▶ **Extracted records**:
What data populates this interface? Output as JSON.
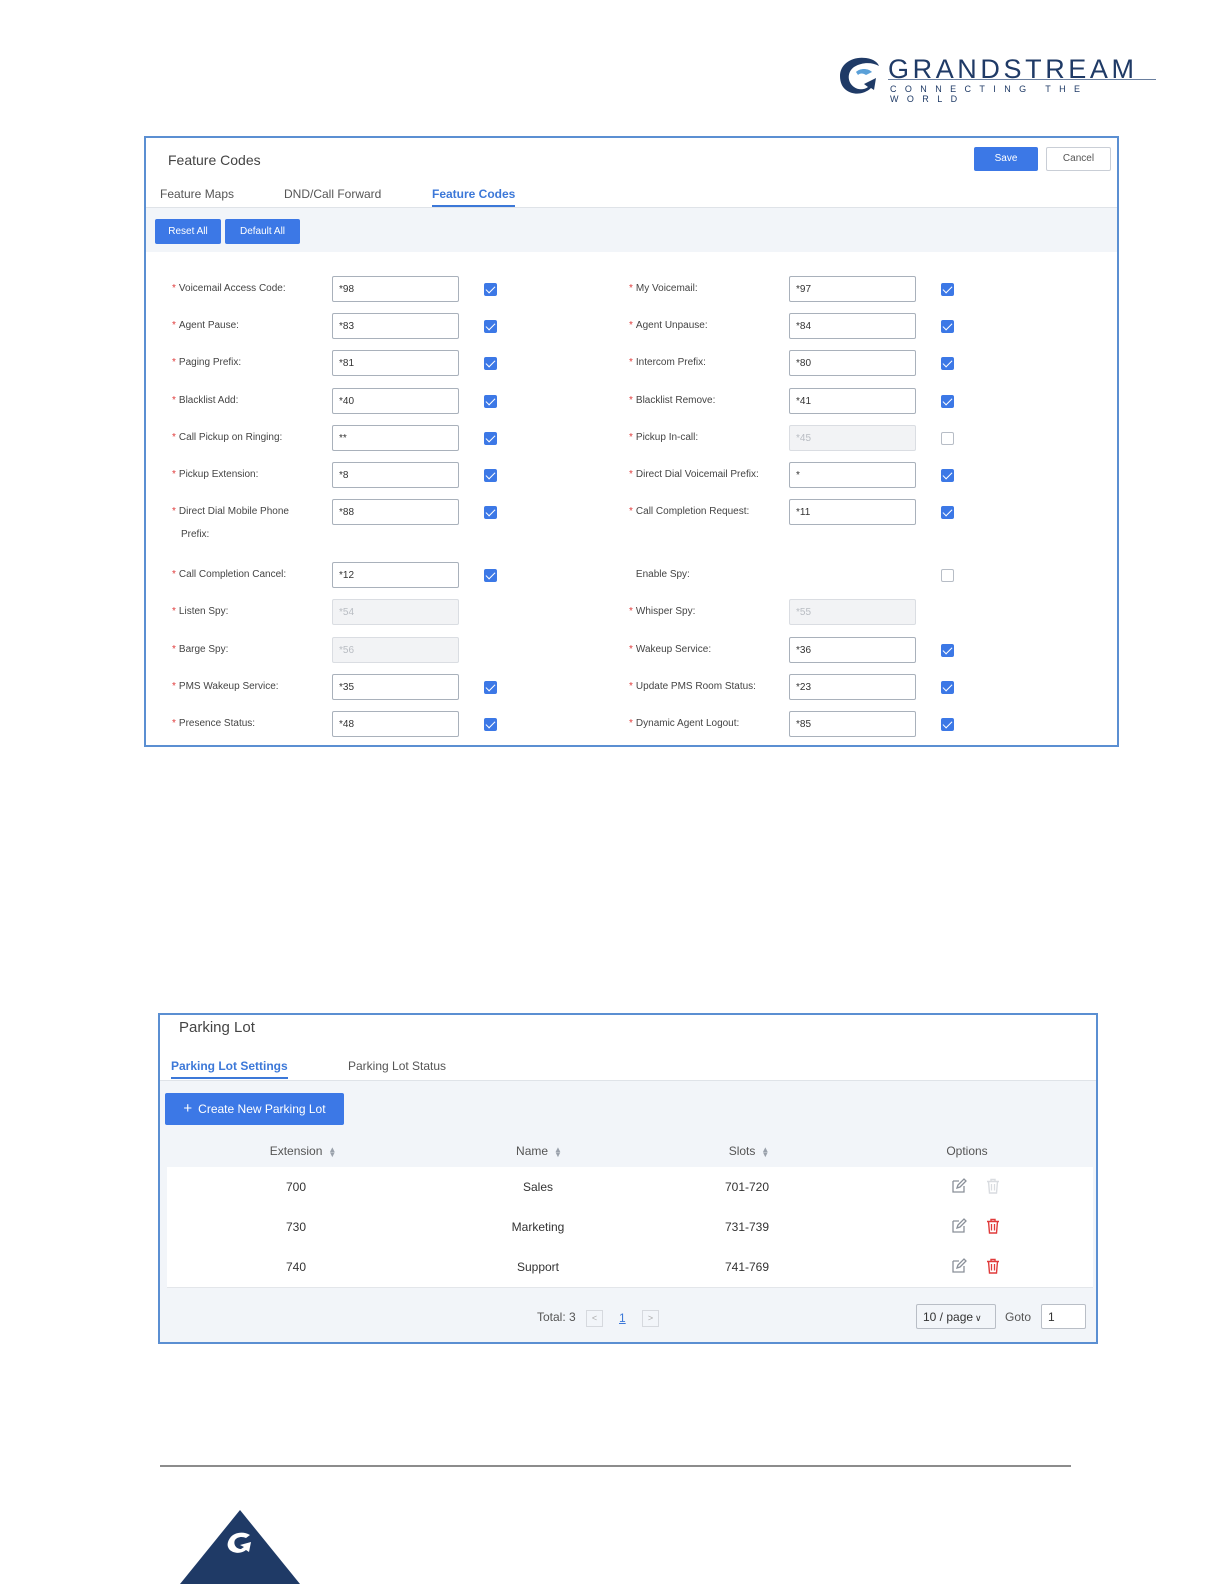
{
  "logo": {
    "brand": "GRANDSTREAM",
    "tagline": "CONNECTING THE WORLD"
  },
  "feature_codes": {
    "title": "Feature Codes",
    "save_label": "Save",
    "cancel_label": "Cancel",
    "tabs": [
      "Feature Maps",
      "DND/Call Forward",
      "Feature Codes"
    ],
    "active_tab": "Feature Codes",
    "reset_all_label": "Reset All",
    "default_all_label": "Default All",
    "left": [
      {
        "label": "Voicemail Access Code:",
        "required": true,
        "value": "*98",
        "enabled": true,
        "checked": true
      },
      {
        "label": "Agent Pause:",
        "required": true,
        "value": "*83",
        "enabled": true,
        "checked": true
      },
      {
        "label": "Paging Prefix:",
        "required": true,
        "value": "*81",
        "enabled": true,
        "checked": true
      },
      {
        "label": "Blacklist Add:",
        "required": true,
        "value": "*40",
        "enabled": true,
        "checked": true
      },
      {
        "label": "Call Pickup on Ringing:",
        "required": true,
        "value": "**",
        "enabled": true,
        "checked": true
      },
      {
        "label": "Pickup Extension:",
        "required": true,
        "value": "*8",
        "enabled": true,
        "checked": true
      },
      {
        "label": "Direct Dial Mobile Phone",
        "label_cont": "Prefix:",
        "required": true,
        "value": "*88",
        "enabled": true,
        "checked": true
      },
      {
        "label": "Call Completion Cancel:",
        "required": true,
        "value": "*12",
        "enabled": true,
        "checked": true
      },
      {
        "label": "Listen Spy:",
        "required": true,
        "value": "*54",
        "enabled": false
      },
      {
        "label": "Barge Spy:",
        "required": true,
        "value": "*56",
        "enabled": false
      },
      {
        "label": "PMS Wakeup Service:",
        "required": true,
        "value": "*35",
        "enabled": true,
        "checked": true
      },
      {
        "label": "Presence Status:",
        "required": true,
        "value": "*48",
        "enabled": true,
        "checked": true
      }
    ],
    "right": [
      {
        "label": "My Voicemail:",
        "required": true,
        "value": "*97",
        "enabled": true,
        "checked": true
      },
      {
        "label": "Agent Unpause:",
        "required": true,
        "value": "*84",
        "enabled": true,
        "checked": true
      },
      {
        "label": "Intercom Prefix:",
        "required": true,
        "value": "*80",
        "enabled": true,
        "checked": true
      },
      {
        "label": "Blacklist Remove:",
        "required": true,
        "value": "*41",
        "enabled": true,
        "checked": true
      },
      {
        "label": "Pickup In-call:",
        "required": true,
        "value": "*45",
        "enabled": false,
        "checked": false
      },
      {
        "label": "Direct Dial Voicemail Prefix:",
        "required": true,
        "value": "*",
        "enabled": true,
        "checked": true
      },
      {
        "label": "Call Completion Request:",
        "required": true,
        "value": "*11",
        "enabled": true,
        "checked": true
      },
      {
        "label": "Enable Spy:",
        "required": false,
        "checkbox_only": true,
        "checked": false
      },
      {
        "label": "Whisper Spy:",
        "required": true,
        "value": "*55",
        "enabled": false
      },
      {
        "label": "Wakeup Service:",
        "required": true,
        "value": "*36",
        "enabled": true,
        "checked": true
      },
      {
        "label": "Update PMS Room Status:",
        "required": true,
        "value": "*23",
        "enabled": true,
        "checked": true
      },
      {
        "label": "Dynamic Agent Logout:",
        "required": true,
        "value": "*85",
        "enabled": true,
        "checked": true
      }
    ]
  },
  "parking_lot": {
    "title": "Parking Lot",
    "tabs": [
      "Parking Lot Settings",
      "Parking Lot Status"
    ],
    "active_tab": "Parking Lot Settings",
    "create_button": "Create New Parking Lot",
    "columns": [
      "Extension",
      "Name",
      "Slots",
      "Options"
    ],
    "rows": [
      {
        "extension": "700",
        "name": "Sales",
        "slots": "701-720",
        "delete_enabled": false
      },
      {
        "extension": "730",
        "name": "Marketing",
        "slots": "731-739",
        "delete_enabled": true
      },
      {
        "extension": "740",
        "name": "Support",
        "slots": "741-769",
        "delete_enabled": true
      }
    ],
    "pagination": {
      "total": "Total: 3",
      "current_page": "1",
      "page_size": "10 / page",
      "goto_label": "Goto",
      "goto_value": "1"
    }
  },
  "colors": {
    "primary": "#3c78e6",
    "danger": "#e03b3b",
    "panel_border": "#5b8fd2"
  }
}
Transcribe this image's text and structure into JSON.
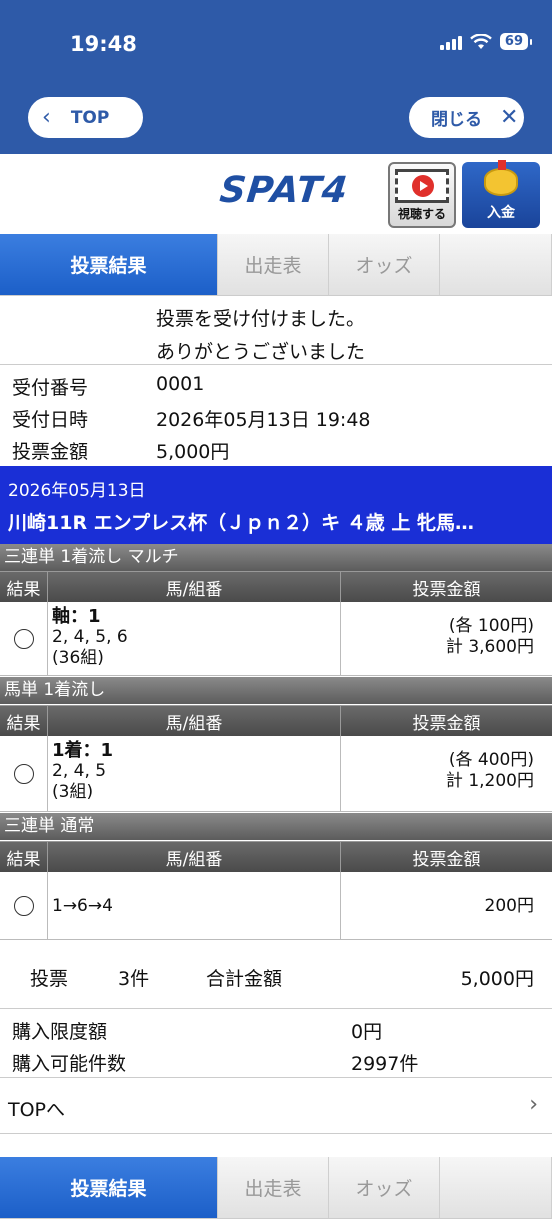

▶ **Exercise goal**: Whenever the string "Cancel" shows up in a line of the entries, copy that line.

▶ **Reply to the exercise**:
    "cancel_label": "Cancel",
        "label": "Call Completion Cancel:",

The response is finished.